  • Sabina F. Swift and M. Lee Goff

Native 'Ōhi'a trees (Metrosideros polymorpha) were sampled for mites at two natural area reserves on Kaua'i Island, Kui'a and Hono O Nā Pali. Ninety samples of leaves, flowers, bark, leaf litter, and soil under the 'Ōhi'a canopies were taken. Mites were extracted with use of Berlese-Tullgren funnels. One hundred sixty-four species were found, with the suborder Prostigmata having the greatest number of species (74), followed by Mesostigmata (43), Oribatida (43), and Astigmata with the least (4). Leaf litter, leaf litter with soil, and bark have the most species, composed of predaceous mesostigmatic and prostigmatic mites, but a certain amount of overlap of mite species between the leaf litter and soil habitats was observed. The predominance of Collembola in the soil and litter samples indicates a stable food source for the predaceous mites, partly explaining the high number of mites in those habitats. Oribatid mites were collected from leaves, but the species composition differs from that on flowers and litter. Preliminary residency status of identified taxa shows 12% endemic, 17% adventive, and 71% of unknown status.
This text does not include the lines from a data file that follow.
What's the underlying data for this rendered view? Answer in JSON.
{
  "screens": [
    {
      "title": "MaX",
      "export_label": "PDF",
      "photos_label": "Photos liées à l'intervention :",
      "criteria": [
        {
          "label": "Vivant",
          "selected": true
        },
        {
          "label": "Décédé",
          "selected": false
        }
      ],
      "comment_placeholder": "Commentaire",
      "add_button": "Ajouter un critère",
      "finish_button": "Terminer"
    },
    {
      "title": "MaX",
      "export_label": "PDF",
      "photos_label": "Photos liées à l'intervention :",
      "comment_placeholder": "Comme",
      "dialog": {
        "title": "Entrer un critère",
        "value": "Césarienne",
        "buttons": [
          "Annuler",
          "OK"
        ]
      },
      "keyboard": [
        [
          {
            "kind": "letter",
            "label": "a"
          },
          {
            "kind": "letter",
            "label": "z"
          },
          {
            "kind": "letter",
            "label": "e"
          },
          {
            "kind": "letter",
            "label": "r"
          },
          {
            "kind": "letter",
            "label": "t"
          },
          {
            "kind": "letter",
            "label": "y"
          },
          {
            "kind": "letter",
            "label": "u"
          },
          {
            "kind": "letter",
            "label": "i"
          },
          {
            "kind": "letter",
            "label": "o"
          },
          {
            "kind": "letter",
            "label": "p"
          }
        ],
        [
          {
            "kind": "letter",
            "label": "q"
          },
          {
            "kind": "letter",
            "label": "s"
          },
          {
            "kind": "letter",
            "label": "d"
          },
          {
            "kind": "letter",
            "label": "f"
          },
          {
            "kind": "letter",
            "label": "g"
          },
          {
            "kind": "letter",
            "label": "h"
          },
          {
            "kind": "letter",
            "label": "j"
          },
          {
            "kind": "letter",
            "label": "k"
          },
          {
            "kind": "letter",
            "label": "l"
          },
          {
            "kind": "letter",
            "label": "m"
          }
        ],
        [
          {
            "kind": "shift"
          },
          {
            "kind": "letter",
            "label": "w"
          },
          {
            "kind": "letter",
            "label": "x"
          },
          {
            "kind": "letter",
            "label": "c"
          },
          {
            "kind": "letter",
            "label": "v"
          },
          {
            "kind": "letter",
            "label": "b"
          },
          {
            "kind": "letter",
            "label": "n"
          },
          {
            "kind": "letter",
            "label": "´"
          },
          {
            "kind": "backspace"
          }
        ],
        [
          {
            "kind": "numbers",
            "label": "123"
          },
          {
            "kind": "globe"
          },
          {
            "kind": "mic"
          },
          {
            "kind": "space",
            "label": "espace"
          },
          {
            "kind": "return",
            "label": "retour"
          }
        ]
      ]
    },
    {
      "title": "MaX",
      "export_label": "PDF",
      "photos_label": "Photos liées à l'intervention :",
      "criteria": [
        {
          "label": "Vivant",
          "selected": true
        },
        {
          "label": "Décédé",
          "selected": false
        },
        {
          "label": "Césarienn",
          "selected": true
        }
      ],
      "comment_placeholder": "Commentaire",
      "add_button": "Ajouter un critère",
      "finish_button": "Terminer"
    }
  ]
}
Mites or Acari are one of the largest and most biologically diverse groups of the arachnids, rivaling insects in the extent to which they have successfully colonized aquatic and terrestrial habitats (Evans 1992). Mites are an important part of the Hawaiian ecosystems. Although approximately 630 species have already been named and reported (Nishida 1997, Swift and Norton 1998), mites remain one of the most poorly known arthropod groups in the Islands. Studies of Acari associated with particular plants, soils, and litter habitats are relatively uncommon in the Hawaiian Islands. Although sampling of litter from an area or location to determine its mite fauna has been done, there has been little systematic collecting from specific plant hosts or habitats. In the early 1970s, the International Biological Program (IBP), through the Bishop Museum, sampled mites in soil and litter in an elevational transect of 'Ōhi'a forest east of Mauna Loa Trail on Hawai'i Island. From these collections, work by Radovsky and Tenorio (1981) on the soil Mesostigmata (Parasitiformes) and Collembola gave an indication of the diversity of soil and litter fauna living under the canopies of the nativè 'Ōhi'a. Gagné (1979) sampled arthropods including mites from 'Ōhi'a and Koa canopies with pyrethrum fogging. Unfortunately, the mites recovered from the canopy-sampling technique on 'Ōhi'a and Koa and most mites collected from the Maunaloa Trail transect currently remain unstudied.

'Ōhi'a, Metrosideros polymorpha (Gaud.) (Myrtaceae), is a dominant native Hawaiian tree found from sea level on wetter slopes up to 2590 m elevation. It is distributed on the six largest islands in areas with annual average rainfall ranging from 75 cm to 11.5 m (Corn and Heisy 1973). 'Ōhi'a was the subject of intensive research for over 20 yr because of periodic breakdown of stands known as " 'Ōhi'a rainforest dieback" (Mueller-Dombois 1985). [End Page 23] Although the effects of arthropods (e.g., wood borers) were studied extensively, the possibility of mites as a causal organism for 'Ōhi'a dieback was never considered. This study seeks to identify mite species associated with Ōhi'a and to expand the general knowledge of arthropods associated with this native tree. It is well known that sustainable management of any forest requires reliable knowledge of arthropod species and their ecological roles in the forest ecosystem.

Because of the current incomplete state of acarine systematics in many parts of the world, there has been a reluctance to designate residency for mite species described from Hawai'i (Goff 1987, Swift and Norton 1998). The preliminary designations for species associated with 'Ōhi'a in this report are for the primary purpose of assessments of the conservation status of the natural area reserves. For the purposes of this report, endemic refers to taxa found only in the Hawaiian Islands; adventive refers to those taxa that are immigrant species but not intentionally introduced; and introduced refers to...